Sweeney Todd, Adelphi Theatre
The Sunday Express by Mark Shenton - 25/03/12 ~
A COUPLE of weeks ago I co-hosted a lunch in London to present legendary Broadway composer/lyricist Stephen Sondheim, who turned 82 on Thursday, with the Critics’ Circle annual award for distinguished services to the arts.
No one in the modern era of musicals has challenged and stretched the form more, though the work of Britain’s own Andrew Lloyd Webber may have a more popular touch, with two of his earliest successes currently being revived on Broadway.
Meanwhile, however, Britain is offering Sondheim another honour with spellbinding productions of two of his thrilling masterpieces. In an age of bubblegum musicals, it’s gratifying that there’s still room for something as gritty, witty and musically gorgeous as Sweeney Todd. It provides plenty to chew on, too.
This is a queasily disturbing musical about of a man who becomes a serial killer and turns the local population into unwitting cannibals, with the help of Fleet Street pie shop owner Mrs Lovett. It’s a production that is bloody brilliant in every sense, but it’s not just an exercise in horror; even as the body count mounts up.

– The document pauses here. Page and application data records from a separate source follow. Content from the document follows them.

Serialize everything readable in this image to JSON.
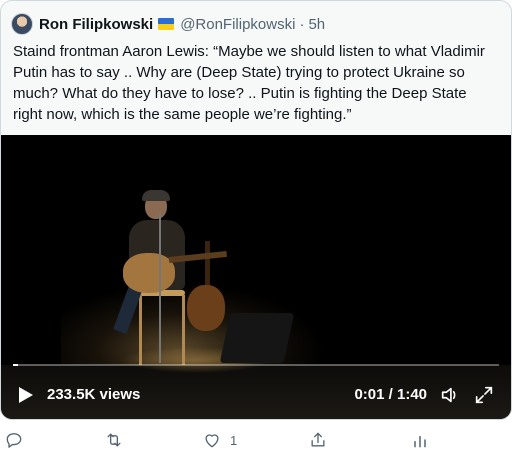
{
  "tweet": {
    "author_name": "Ron Filipkowski",
    "handle": "@RonFilipkowski",
    "separator": "·",
    "time": "5h",
    "text": "Staind frontman Aaron Lewis: “Maybe we should listen to what Vladimir\nPutin has to say .. Why are (Deep State) trying to protect Ukraine so\nmuch? What do they have to lose? .. Putin is fighting the Deep State\nright now, which is the same people we’re fighting.”",
    "flag_colors": {
      "top": "#2a6ed1",
      "bottom": "#f5cf1d"
    }
  },
  "video": {
    "views": "233.5K views",
    "timecode": "0:01 / 1:40",
    "progress": 0.01,
    "icons": [
      "play-icon",
      "volume-icon",
      "fullscreen-icon"
    ]
  },
  "actions": {
    "reply_icon": "reply-icon",
    "retweet_icon": "retweet-icon",
    "like_icon": "like-icon",
    "like_count": "1",
    "share_icon": "share-icon",
    "analytics_icon": "analytics-icon"
  },
  "colors": {
    "text": "#0f1419",
    "secondary": "#536471",
    "card_border": "#cfd9de",
    "card_bg": "#f7f9f9"
  }
}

It’s also a powerful, poignant journey into a man’s tormented soul and, in the expertly judged changes of tone of Jonathan Kent’s production, it is frequently hilarious, too.

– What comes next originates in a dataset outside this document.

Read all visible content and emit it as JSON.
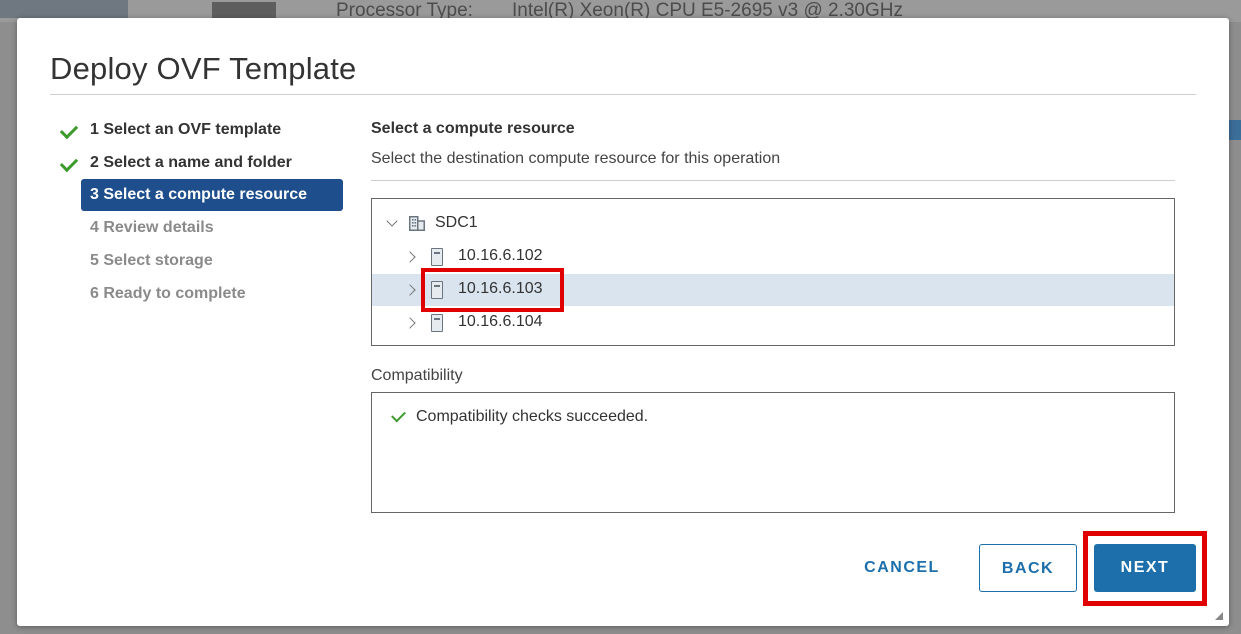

The power and magnitude comes from Michael Ball’s utter immersion into the title role that renders him all but unrecognisable, while the humour and utter heartlessness is gloriously supplied by Imelda Staunton in fine, fierce comic voice as Mrs Lovett. They are unmissable.

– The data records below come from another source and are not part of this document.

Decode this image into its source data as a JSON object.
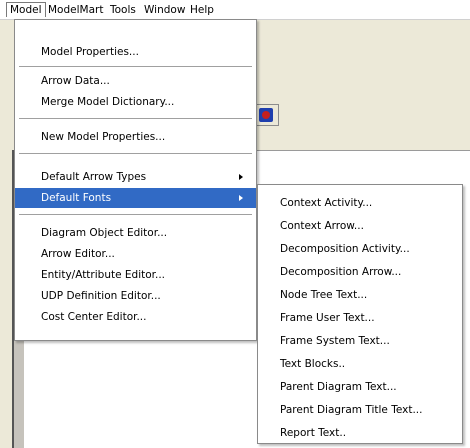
{
  "menubar": {
    "items": [
      "Model",
      "ModelMart",
      "Tools",
      "Window",
      "Help"
    ]
  },
  "model_menu": {
    "items": [
      {
        "label": "Model Properties..."
      },
      {
        "label": "Arrow Data..."
      },
      {
        "label": "Merge Model Dictionary..."
      },
      {
        "label": "New Model Properties..."
      },
      {
        "label": "Default Arrow Types",
        "submenu": true
      },
      {
        "label": "Default Fonts",
        "submenu": true,
        "highlighted": true
      },
      {
        "label": "Diagram Object Editor..."
      },
      {
        "label": "Arrow Editor..."
      },
      {
        "label": "Entity/Attribute Editor..."
      },
      {
        "label": "UDP Definition Editor..."
      },
      {
        "label": "Cost Center Editor..."
      }
    ]
  },
  "fonts_submenu": {
    "items": [
      {
        "label": "Context Activity..."
      },
      {
        "label": "Context Arrow..."
      },
      {
        "label": "Decomposition Activity..."
      },
      {
        "label": "Decomposition Arrow..."
      },
      {
        "label": "Node Tree Text..."
      },
      {
        "label": "Frame User Text..."
      },
      {
        "label": "Frame System Text..."
      },
      {
        "label": "Text Blocks.."
      },
      {
        "label": "Parent Diagram Text..."
      },
      {
        "label": "Parent Diagram Title Text..."
      },
      {
        "label": "Report Text.."
      }
    ]
  },
  "colors": {
    "highlight": "#316ac5",
    "menu_bg": "#ffffff",
    "window_bg": "#ece9d8"
  }
}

Sondheim recently said that he hopes Staunton will next play Madame Rose, a terrifying monster of a stage mother in Gypsy, the 1959 musical he provided lyrics for; by coincidence, that show has been tremendously revived at Leicester’s Curve, with Caroline O’Connor superbly charting the tragedy of a woman who lives her life damagingly through her daughters.
(read the rest of the reviews on the website)